Staff Spotlight – Women in STEM

In the calendar each year, the 11th of February marks the International Day of Women and Girls in Science. In recent years in schools across Queensland, there has been a push to challenge and extend students in STEM (Science, Technology, Engineering and Maths) learning. Globally, there has been an imbalance between gender and Science – an imbalance that the United Nations (UN) has set to rectify in the internationally agreed Sustainable Development Goals for 2030. According to the UN, the day is about “recognising the role of women and girls in science, not only as beneficiaries, but also as agents of change.” 

When young women consider Science careers, they can get caught imagining stereotypical ‘scientist’ roles involving lab coats and test tubes. They may not yet be exposed to the range of opportunities and career paths available to them – like Ecology. Ecologists study the interactions of living things and their environment, now and in the future. In our current societal and environmental climate, Ecology is a deeply important and rewarding profession to understanding our world. For the women in our ecology team, the rewards speak for themselves: 


“Science, I suppose, is about learning and I love learning. It’s about figuring out what your question is and figuring out a way you can answer that question, going to collect the data and analysing that data and finding the answer to your question. I think that process is just so exciting.” 

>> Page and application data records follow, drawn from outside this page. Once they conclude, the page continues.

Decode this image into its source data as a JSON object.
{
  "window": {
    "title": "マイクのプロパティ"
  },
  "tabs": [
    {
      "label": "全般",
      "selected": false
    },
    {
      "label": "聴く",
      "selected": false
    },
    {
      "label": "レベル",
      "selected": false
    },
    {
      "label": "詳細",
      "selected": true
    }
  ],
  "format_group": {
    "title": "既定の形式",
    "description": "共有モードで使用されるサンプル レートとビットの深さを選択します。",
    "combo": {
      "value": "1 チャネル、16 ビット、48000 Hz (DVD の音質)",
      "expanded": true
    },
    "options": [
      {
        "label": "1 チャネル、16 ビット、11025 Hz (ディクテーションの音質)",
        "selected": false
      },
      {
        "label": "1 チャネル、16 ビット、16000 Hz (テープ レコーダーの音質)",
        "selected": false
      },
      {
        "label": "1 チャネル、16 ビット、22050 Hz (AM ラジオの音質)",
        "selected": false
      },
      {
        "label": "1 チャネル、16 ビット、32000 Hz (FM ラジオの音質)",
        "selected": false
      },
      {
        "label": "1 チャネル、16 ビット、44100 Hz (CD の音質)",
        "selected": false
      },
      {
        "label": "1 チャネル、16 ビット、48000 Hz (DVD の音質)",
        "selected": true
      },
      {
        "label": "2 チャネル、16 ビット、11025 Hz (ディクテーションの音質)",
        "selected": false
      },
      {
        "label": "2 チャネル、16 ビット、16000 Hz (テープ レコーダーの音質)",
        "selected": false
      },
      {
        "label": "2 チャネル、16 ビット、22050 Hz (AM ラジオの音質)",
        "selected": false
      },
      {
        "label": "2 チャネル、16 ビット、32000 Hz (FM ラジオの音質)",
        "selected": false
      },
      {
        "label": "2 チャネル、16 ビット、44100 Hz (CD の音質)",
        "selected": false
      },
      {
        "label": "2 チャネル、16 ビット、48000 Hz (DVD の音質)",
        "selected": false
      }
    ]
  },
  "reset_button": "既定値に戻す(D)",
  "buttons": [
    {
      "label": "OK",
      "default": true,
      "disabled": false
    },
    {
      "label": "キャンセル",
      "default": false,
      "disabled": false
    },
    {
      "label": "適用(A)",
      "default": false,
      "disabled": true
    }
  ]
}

“I love knowing or understanding why something is doing what it’s doing. There has to be an explanation for it so if something is not going well working out what that is. Through Science I feel like we can pinpoint those answers.”